LED torchlight are pretty common these days, but if you happen to have an incandescent filament light bulb based on 100 years old technology, here's your chance to have it updated with LED that last 8000 years! (if incandescent has a human lifespan)
What this instructable does:
Take a regular PR 2 bulb with a P13.5s base (i.e. those most commonly in torchlight), reuse the base and insert 3 x 5mm diameter white LEDs. See image of end result below.
The shortcut to this project is to go into a shop and buy one of these. But hey, what's the fun in that when you can make your own!
Step 1: Removing the Glass Bulb
This task is pretty hazardous, so be very careful, tiny shards of broken glass cut easily and are painful to remove (from my own encounter with a broken bottle), I suggest covering the bulb with a kitchen towel and gently grip with a plier, twist and nudge it out.
The glass bulb is fused to the metal base with a clay-like cement, and should crumble easily. Once the bulb is removed, use a mini screwdriver scrape the metal base clean. The internal surface wall of the base has to be electrically conductive.
What's left is seen in the image below.
Step 2: Desoldering the Remnant of the Glass Bulb From the Base
Having done this, you can now insert the LED legs through this hole, where it will be the positive connection to the battery.
Step 3: Shaping the Legs of LED
Now for some Uri Geller magic tricks!
What you need to do is bend the legs, solder the anodes together (that's the positive polarity leg, the longer one, or see http://en.wikipedia.org/wiki/LED ). A bit of tape would help securing them together while you do the soldering.
Next, fold the cathode legs into a u-shape, about 7mm long, these have to make contact with the internal wall of the metal base.
Once you have done that, what you have is something like the image below.
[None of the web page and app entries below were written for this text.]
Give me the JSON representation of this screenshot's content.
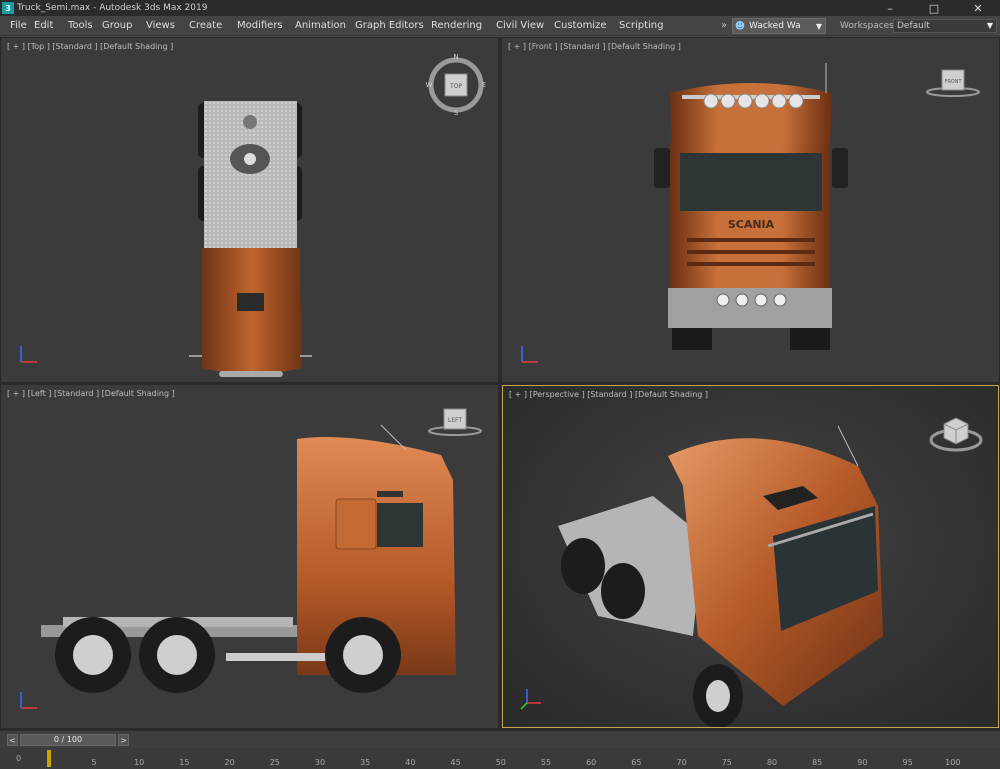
{
  "window": {
    "title": "Truck_Semi.max - Autodesk 3ds Max 2019",
    "icon": "3ds-max-app-icon",
    "controls": [
      "–",
      "□",
      "✕"
    ]
  },
  "menu": {
    "items": [
      "File",
      "Edit",
      "Tools",
      "Group",
      "Views",
      "Create",
      "Modifiers",
      "Animation",
      "Graph Editors",
      "Rendering",
      "Civil View",
      "Customize",
      "Scripting"
    ],
    "more": "»",
    "user": "Wacked Wa",
    "workspaces_label": "Workspaces:",
    "workspace": "Default"
  },
  "viewports": {
    "top": {
      "label": "[ + ] [Top ] [Standard ] [Default Shading ]",
      "cube_label": "TOP",
      "compass": [
        "N",
        "E",
        "S",
        "W"
      ]
    },
    "front": {
      "label": "[ + ] [Front ] [Standard ] [Default Shading ]",
      "cube_label": "FRONT",
      "grille_text": "SCANIA"
    },
    "left": {
      "label": "[ + ] [Left ] [Standard ] [Default Shading ]",
      "cube_label": "LEFT"
    },
    "perspective": {
      "label": "[ + ] [Perspective ] [Standard ] [Default Shading ]"
    }
  },
  "colors": {
    "truck_body": "#b55a28",
    "truck_highlight": "#e08a55",
    "active_viewport_border": "#c9a44a",
    "scrubber": "#c9a400"
  },
  "timeline": {
    "frame_display": "0 / 100",
    "prev": "<",
    "next": ">",
    "start_marker": "0",
    "ticks": [
      "5",
      "10",
      "15",
      "20",
      "25",
      "30",
      "35",
      "40",
      "45",
      "50",
      "55",
      "60",
      "65",
      "70",
      "75",
      "80",
      "85",
      "90",
      "95",
      "100"
    ]
  }
}
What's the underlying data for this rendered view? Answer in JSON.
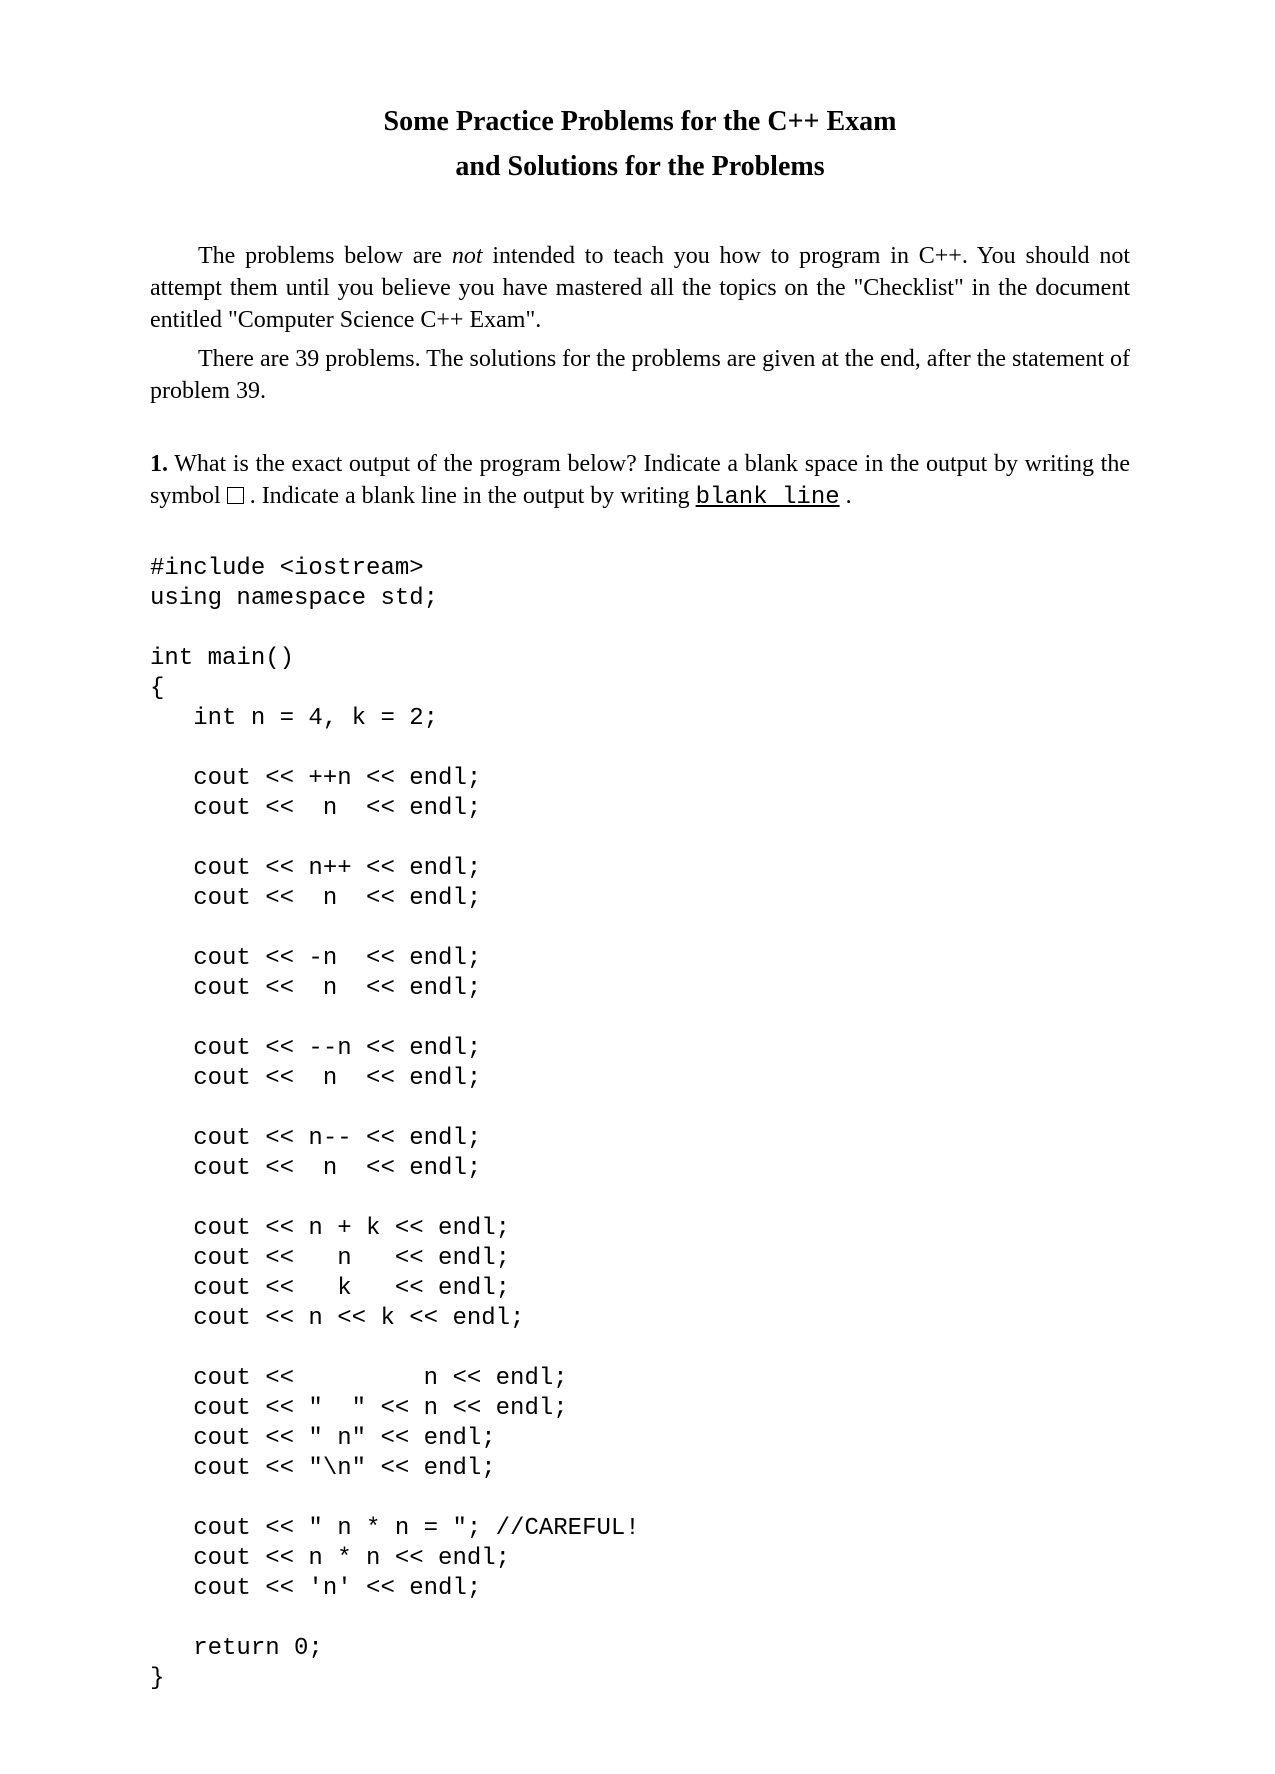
{
  "title_line1": "Some Practice Problems for the C++ Exam",
  "title_line2": "and Solutions for the Problems",
  "intro": {
    "p1a": "The problems below are ",
    "p1_not": "not",
    "p1b": " intended to teach you how to program in C++.  You should not attempt them until you believe you have mastered all the topics on the \"Checklist\" in the document entitled \"Computer Science C++ Exam\".",
    "p2": "There are 39 problems.  The solutions for the problems are given at the end, after the statement of problem 39."
  },
  "q1": {
    "num": "1.",
    "text_a": "  What is the exact output of the program below?  Indicate a blank space in the output by writing the symbol  ",
    "text_b": " .  Indicate a blank line in the output by writing  ",
    "blank_line": "blank line",
    "text_c": " ."
  },
  "code": "#include <iostream>\nusing namespace std;\n\nint main()\n{\n   int n = 4, k = 2;\n\n   cout << ++n << endl;\n   cout <<  n  << endl;\n\n   cout << n++ << endl;\n   cout <<  n  << endl;\n\n   cout << -n  << endl;\n   cout <<  n  << endl;\n\n   cout << --n << endl;\n   cout <<  n  << endl;\n\n   cout << n-- << endl;\n   cout <<  n  << endl;\n\n   cout << n + k << endl;\n   cout <<   n   << endl;\n   cout <<   k   << endl;\n   cout << n << k << endl;\n\n   cout <<         n << endl;\n   cout << \"  \" << n << endl;\n   cout << \" n\" << endl;\n   cout << \"\\n\" << endl;\n\n   cout << \" n * n = \"; //CAREFUL!\n   cout << n * n << endl;\n   cout << 'n' << endl;\n\n   return 0;\n}"
}
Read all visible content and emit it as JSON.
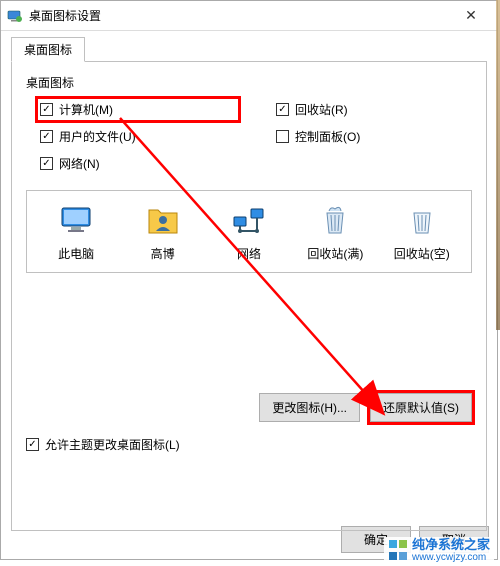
{
  "window": {
    "title": "桌面图标设置",
    "close_glyph": "✕"
  },
  "tab": {
    "label": "桌面图标"
  },
  "group": {
    "label": "桌面图标"
  },
  "checks": {
    "computer": {
      "label": "计算机(M)",
      "checked": true
    },
    "recycle": {
      "label": "回收站(R)",
      "checked": true
    },
    "userfiles": {
      "label": "用户的文件(U)",
      "checked": true
    },
    "ctrlpanel": {
      "label": "控制面板(O)",
      "checked": false
    },
    "network": {
      "label": "网络(N)",
      "checked": true
    }
  },
  "icons": {
    "thispc": "此电脑",
    "user": "高博",
    "network": "网络",
    "recycle_full": "回收站(满)",
    "recycle_empty": "回收站(空)"
  },
  "buttons": {
    "change_icon": "更改图标(H)...",
    "restore": "还原默认值(S)",
    "ok": "确定",
    "cancel": "取消"
  },
  "allow_themes": {
    "label": "允许主题更改桌面图标(L)",
    "checked": true
  },
  "watermark": {
    "name": "纯净系统之家",
    "url": "www.ycwjzy.com"
  }
}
Insert this into the metal base, through the hole at the end, solder and cut away the protruding excess.
Step 4: An Important Final Note
The electrical characteristic of the LED bulb is completely different from a normal incandescent bulb, if you have chosen to use white LEDs, you would typically need at least 3.3V to turn it on, producing optimum light output ( say, 3 x 1.2V rechargeable nickel metal hydride) , if you are using red LEDs, these may require only 2.2V, and can be used as a direct replacement bulb for a 2 cell torchlight, no problem.
When using a white LED, the easiest method of driving these, is a connection in series, with a shunt resistor. Working on typical values for a 5mm white LED.
For 3 battery cell, between 3.6V to 4.5v, depending whether you're using alkaline or rechargeables, assuming a nominal of 4V, with the white LED operating voltage and current at 3.3V, 30mA respectively, (4 - 3.3)/30e-3 , a 22 ohm resistor will do.
For 4 battery cell, between 4.8V to 6V, assuming a nominal of 5.4V, with the same typical values for a white LED, (5.4 - 3.3)/30e-3, a 68 ohm resistor will do.
A direct placement of the resistor in the metal base could save you more hassle.